We are blogging on “Non-competes, Trade Secrets, Fiduciary Duties, and the Inevitable Disclosure Doctrine.” Mark Oberti has prepared a detailed paper on all of these issues, which can be found here.
Yesterday, we cited case law stating that, in the context of sales employees, “a covenant not to compete that extends to clients with whom a salesman had no dealings during his employment is unenforceable.” Wright v. Sport Supply Group, Inc., 137 S.W.3d 289, 292 (Tex. App.–Beaumont 2004, no pet.).
Where the employee at-issue is not merely a salesperson, however, the above-mentioned rule does not necessarily apply. For example, in M-I LLC v. Stelly, 733 F. Supp. 2d 759 (S.D. Tex. 2010), Judge Keith Ellison reviewed a non-compete agreement that prohibited the employee from all contact with his former employer’s customers, not merely the customers he had dealings with. Id. at 798. Nevertheless, Judge Ellison upheld the non-compete agreement, stating:
Three important factors bring the Court to this conclusion. First, the short six-month duration of the covenant not to compete imposes a limited burden on Knobloch. During that six-month period, Knobloch still had several options: he could have chosen to work outside the wellbore completion industry, to work in that industry but outside of the Americas, or not to work and launch a competing business six months later. The Court is convinced that, given Knobloch’s scientific background and in-depth knowledge of the industry, all of those options remained open to him when he left his employment with SPS/GCS.

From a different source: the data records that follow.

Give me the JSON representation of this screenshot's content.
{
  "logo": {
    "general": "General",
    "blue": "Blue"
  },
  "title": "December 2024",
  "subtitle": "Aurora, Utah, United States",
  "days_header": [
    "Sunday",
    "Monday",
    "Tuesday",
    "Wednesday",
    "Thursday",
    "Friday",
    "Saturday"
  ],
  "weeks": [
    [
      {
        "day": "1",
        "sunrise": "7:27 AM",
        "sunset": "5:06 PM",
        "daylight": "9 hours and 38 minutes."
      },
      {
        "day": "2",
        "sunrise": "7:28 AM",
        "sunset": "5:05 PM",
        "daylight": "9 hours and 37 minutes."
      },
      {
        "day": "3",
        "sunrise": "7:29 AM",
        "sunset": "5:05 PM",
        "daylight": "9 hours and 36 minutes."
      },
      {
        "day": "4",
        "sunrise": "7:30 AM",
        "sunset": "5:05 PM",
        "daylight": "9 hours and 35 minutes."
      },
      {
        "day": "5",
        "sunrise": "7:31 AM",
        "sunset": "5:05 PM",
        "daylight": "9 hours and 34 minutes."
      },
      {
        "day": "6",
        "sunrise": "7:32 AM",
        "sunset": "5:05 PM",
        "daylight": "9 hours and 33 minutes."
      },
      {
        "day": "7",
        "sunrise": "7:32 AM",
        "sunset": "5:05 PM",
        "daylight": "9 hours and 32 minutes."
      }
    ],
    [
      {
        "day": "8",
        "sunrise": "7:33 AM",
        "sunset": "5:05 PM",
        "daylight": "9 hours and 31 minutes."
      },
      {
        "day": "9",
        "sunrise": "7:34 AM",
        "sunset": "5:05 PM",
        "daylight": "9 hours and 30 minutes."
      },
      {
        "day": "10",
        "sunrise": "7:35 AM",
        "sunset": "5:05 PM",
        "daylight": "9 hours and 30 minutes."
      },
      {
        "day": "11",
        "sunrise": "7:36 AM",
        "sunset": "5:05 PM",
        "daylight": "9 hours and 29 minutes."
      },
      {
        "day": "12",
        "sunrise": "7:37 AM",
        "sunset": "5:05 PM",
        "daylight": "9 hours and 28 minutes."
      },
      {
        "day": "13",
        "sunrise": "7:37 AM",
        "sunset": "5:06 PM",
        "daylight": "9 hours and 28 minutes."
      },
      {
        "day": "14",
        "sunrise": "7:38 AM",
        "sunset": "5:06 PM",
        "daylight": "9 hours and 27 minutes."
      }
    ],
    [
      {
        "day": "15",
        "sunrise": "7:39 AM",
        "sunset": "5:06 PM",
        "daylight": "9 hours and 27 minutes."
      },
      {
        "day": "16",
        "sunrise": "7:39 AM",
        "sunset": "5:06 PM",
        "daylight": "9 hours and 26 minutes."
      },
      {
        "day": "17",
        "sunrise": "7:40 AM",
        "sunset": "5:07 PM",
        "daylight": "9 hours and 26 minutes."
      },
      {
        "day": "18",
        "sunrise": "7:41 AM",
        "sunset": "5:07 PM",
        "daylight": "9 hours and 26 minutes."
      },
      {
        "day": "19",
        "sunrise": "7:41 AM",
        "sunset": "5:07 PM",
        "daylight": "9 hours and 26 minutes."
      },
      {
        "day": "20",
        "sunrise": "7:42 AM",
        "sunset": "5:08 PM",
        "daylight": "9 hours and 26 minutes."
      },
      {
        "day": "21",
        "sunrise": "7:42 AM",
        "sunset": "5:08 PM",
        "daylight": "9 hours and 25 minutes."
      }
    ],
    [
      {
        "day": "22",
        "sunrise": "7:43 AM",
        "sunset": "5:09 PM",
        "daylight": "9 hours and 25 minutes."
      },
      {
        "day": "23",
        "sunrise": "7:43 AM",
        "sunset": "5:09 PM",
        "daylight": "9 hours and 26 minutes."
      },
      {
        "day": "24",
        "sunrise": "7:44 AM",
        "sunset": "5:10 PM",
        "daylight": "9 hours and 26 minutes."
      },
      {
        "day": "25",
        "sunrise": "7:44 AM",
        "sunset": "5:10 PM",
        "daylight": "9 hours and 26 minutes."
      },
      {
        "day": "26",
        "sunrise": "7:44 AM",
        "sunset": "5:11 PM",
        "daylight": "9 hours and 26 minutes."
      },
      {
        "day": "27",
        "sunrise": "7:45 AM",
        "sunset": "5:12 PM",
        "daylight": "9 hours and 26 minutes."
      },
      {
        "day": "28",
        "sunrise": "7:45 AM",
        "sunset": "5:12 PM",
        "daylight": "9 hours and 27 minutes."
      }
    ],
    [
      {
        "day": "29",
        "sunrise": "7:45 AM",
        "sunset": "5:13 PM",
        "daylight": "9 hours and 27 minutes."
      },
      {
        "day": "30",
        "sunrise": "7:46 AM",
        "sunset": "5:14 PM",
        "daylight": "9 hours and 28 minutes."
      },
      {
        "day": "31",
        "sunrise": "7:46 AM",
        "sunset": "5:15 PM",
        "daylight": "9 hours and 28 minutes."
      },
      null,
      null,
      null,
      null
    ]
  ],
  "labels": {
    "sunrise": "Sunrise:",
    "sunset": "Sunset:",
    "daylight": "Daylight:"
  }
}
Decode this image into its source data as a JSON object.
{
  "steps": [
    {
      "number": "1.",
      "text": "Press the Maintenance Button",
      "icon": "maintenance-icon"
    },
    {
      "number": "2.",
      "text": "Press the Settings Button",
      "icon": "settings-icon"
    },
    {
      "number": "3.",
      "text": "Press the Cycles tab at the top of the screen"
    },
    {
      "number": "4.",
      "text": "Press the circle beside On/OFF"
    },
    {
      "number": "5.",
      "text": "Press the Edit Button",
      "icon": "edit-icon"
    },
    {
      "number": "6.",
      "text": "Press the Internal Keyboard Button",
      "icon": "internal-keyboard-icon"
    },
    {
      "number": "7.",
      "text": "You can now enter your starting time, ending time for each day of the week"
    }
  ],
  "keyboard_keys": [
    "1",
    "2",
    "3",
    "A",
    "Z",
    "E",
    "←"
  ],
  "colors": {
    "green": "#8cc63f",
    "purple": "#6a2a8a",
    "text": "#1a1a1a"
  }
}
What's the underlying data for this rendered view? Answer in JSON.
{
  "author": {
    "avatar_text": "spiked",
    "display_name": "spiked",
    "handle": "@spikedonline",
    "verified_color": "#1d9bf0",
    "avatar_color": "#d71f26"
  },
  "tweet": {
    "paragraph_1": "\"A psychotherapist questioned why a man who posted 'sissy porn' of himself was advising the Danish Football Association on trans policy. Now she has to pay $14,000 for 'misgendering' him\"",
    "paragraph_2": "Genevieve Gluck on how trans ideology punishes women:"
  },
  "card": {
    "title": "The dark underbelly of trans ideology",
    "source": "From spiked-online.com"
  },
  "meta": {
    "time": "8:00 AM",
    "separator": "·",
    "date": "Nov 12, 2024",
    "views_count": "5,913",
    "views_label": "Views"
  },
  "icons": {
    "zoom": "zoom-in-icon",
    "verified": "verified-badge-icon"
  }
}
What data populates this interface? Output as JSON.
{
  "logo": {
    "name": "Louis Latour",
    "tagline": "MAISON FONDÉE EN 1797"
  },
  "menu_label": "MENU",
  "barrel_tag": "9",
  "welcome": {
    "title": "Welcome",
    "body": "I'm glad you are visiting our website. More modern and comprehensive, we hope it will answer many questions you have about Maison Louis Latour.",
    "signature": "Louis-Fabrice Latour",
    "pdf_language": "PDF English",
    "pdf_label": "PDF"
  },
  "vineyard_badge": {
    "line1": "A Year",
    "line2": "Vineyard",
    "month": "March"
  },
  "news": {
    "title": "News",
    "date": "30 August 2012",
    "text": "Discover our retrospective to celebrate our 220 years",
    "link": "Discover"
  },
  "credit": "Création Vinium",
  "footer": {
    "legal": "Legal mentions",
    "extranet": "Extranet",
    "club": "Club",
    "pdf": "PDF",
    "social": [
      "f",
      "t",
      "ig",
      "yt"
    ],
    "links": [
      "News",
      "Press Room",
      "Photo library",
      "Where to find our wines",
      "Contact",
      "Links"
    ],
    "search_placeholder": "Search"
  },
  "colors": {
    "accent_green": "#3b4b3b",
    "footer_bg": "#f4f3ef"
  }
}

The second factor is the upper management position held by Knobloch at SPS/GCS. M-I has submitted evidence showing that Knobloch was much more than a manager and salesman for his former employer. He oversaw SPS/GCS’s relationships with major international clients. (Knobloch Dep. 85:15-86:25; Doc. No. 196, Exs. 25-27.) An engineer by training, Knobloch participated in the design of SPS/GCS’s tools and in facilitating wellbore completions. He delivered technical presentations internationally, formulated company growth strategies, and discussed product development with engineers. (Doc. No. 196, Ex. 16.) Given Knobloch’s high level of involvement in the company’s growth and development, the Court believes that restricting him from contacting SPS/GCS’s customer base was reasonable.
The third, and perhaps most important, factor goes to SPS/GCS’s protectable interest. Texas courts are generally concerned about customer contract restrictions where the client base is the protectable business interest. See, e.g., Peat Marwick Main & Co. v. Haass, 818 S.W.2d 381, 387 (Tex. 1991) (defining the business interest in that case to include preserving the firm’s client base). M-I has made a strong case that the business interest in this case extends beyond SPS/GCS’s client base, given Knobloch’s intimate knowledge of tool designs and functionality. Knobloch had access to sensitive company information, including many trade secrets. The Court is convinced that the definable business interests in this case involve not just preserving a client base, but also maintaining trade secrets and other sensitive information. The restriction on all customer contact is accordingly not an unreasonable restraint of trade as to this particular employee. See Weed Eater, Inc. v. Dowling, 562 S.W.2d 898, 902 (Tex. Civ. App.–Houston [1st Dist.] 1978, writ ref’d n.r.e.).
Id. at 798-800.
In reaching his decision in M-I LLC, Judge Ellison relied on Curtis v. Ziff Energy Group. That case also teaches that a combination of factors, including the high rank of the departing employee and unique aspects of the industry involved, may make a seemingly overbroad non-competition agreement reasonable and enforceable. In Curtis, the employee worked for the employer as the Vice President of Pipelines and Energy Marketing. The relevant covenant not to compete prohibited the employee from engaging in competitive business in Canada or the United States. In the ensuing litigation over the covenant’s enforceability, the employee claimed that he was restricted from working for any oil and gas company in North America. The employer disagreed, and submitted evidence to show the court that it limited its competitors to twenty companies, which were comprised of oil and gas consulting firms. 12 S.W.3d at 119. The Court sided with the employer, holding that, based on the employee’s “job description and responsibilities, it was reasonable to restrict [him] from working in other oil and gas consulting firms in North America for a six month period.” Id. (citing Weed Eater, Inc. v. Dowling, 562 S.W.2d 898, 902 (Tex. Civ. App.–Houston [1st Dist.] 1978, writ ref’d n.r.e.).